━━━ EXTRACTED MATERIAL ━━━

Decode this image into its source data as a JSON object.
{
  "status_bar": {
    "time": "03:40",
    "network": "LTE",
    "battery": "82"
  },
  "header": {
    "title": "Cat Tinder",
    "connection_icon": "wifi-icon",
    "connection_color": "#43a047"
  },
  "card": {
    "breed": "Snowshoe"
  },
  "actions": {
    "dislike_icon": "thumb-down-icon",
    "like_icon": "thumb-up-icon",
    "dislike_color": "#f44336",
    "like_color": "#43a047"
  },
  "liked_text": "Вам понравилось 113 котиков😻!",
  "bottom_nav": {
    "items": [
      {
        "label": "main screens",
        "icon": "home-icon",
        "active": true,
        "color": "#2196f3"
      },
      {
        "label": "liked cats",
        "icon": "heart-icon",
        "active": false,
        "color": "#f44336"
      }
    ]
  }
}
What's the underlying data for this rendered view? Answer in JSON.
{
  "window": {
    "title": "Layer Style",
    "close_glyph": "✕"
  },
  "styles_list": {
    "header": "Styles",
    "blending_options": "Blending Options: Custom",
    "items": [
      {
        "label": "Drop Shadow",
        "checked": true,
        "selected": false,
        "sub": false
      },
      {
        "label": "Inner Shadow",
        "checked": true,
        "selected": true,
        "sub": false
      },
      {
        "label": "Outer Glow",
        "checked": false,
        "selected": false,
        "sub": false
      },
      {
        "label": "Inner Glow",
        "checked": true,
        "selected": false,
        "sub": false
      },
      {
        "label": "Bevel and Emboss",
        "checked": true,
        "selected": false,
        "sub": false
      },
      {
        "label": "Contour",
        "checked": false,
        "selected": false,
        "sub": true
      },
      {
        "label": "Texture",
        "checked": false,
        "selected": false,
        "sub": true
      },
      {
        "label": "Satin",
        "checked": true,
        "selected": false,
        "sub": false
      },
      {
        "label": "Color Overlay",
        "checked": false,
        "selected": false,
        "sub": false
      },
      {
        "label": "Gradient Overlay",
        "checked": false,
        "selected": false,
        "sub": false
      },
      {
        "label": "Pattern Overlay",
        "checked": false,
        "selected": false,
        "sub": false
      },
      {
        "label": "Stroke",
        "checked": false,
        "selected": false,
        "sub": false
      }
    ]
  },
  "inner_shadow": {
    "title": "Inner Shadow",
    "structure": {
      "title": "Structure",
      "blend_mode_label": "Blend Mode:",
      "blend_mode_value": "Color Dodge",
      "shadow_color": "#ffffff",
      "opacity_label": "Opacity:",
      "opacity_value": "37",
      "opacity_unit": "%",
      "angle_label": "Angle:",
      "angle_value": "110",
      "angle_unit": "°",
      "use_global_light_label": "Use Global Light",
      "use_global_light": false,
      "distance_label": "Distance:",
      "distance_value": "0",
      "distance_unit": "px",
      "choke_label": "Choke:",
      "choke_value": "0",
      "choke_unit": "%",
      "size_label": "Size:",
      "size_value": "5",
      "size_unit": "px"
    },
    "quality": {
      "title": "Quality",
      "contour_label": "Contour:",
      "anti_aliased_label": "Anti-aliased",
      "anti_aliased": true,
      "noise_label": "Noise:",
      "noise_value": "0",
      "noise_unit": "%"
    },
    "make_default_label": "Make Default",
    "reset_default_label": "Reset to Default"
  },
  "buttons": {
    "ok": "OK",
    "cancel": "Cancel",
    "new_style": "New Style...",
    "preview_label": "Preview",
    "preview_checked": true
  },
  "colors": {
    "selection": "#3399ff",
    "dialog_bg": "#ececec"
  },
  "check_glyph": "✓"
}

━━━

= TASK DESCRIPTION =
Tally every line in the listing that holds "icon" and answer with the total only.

= RESULT BELOW =
5